How do you say goodbye in Japanese? Everyone knows it’s さようなら (sayōnara). But is it really? Despite being so well known as to be included in English dictionaries, it’s very rare to hear anyone say it in Japan. In almost all situations there is a better, or more contextually appropriate way to say goodbye. There’s more than one way to part ways in English, so let’s explore a few ways in Japanese.

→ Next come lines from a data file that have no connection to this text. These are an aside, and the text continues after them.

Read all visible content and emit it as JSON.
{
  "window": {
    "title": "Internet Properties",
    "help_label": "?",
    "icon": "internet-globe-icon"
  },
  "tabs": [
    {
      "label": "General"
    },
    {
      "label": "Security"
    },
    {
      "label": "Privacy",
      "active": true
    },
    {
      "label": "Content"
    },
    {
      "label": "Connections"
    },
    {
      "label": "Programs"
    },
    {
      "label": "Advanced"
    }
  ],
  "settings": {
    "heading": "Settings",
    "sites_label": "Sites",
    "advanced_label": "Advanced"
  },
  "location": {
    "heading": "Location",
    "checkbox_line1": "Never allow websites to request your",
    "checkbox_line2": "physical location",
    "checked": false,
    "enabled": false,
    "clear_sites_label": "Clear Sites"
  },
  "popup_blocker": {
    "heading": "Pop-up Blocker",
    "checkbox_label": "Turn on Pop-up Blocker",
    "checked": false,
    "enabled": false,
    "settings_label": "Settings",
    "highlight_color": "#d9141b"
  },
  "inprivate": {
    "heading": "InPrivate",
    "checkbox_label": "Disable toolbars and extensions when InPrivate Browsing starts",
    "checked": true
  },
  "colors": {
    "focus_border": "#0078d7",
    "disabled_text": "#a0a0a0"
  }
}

Let’s address ‘sayonara’ first. There are two acceptable ways of pronouncing it: long ’o’ Sayōnara and short ‘o’ Sayonara. Next, this farewell has a finality which leads Japanese people to avoid it. Be alarmed if you hear your doctor say ‘sayonara’ before you go into surgery. On the other hand, saying sayonara just before boarding a plane to fly back to your home country would be appropriate. Most times when you say goodbye to someone, you don’t want to indicate that you never plan on seeing them again. So how can you say goodbye?
Are you saying goodbye to friends after hanging out?
じゃね (ja ne) – the equivalent of ‘see ya’. Quite informal.
またね (mata ne) – ‘See you later’. More below.
また〇〇 (mata ____) – mata can be used in conjunction with a time such as 明日(ashita – tomorrow), 来週 (raishū – next week), or 今度 (kondo – next time) to give a more cordial and specific farewell. It can also be used with 会いましょう (aimashō) to indicate you look forward to seeing them again.
Are you going home after work?
お先に失礼します (o-saki ni shitsurei shimasu) – Pardon me for leaving before you.
お疲れ様でした (o-tsukaresama deshita) – a common workplace goodbye. Often used in conjunction with or as a reply to the above ‘o-saki ni’.
Are you saying goodbye when leaving for a short period, for example going to work in the morning?
行ってきます (itte-kimasu) – “I’ll be back!”
いってらっしゃい (itte-rasshai) – the response to itte-kimasu.
Finally, while it isn’t a “goodbye”, an important phrase when saying farewell to coworkers or someone who has helped you extensively is お世話になりました (o-sewa ni narimashita.) It roughly means thank you for everything or thank you for taking care of me. It’s very polite and worthwhile to include in a farewell speech.
Happy studies! Mata kondo!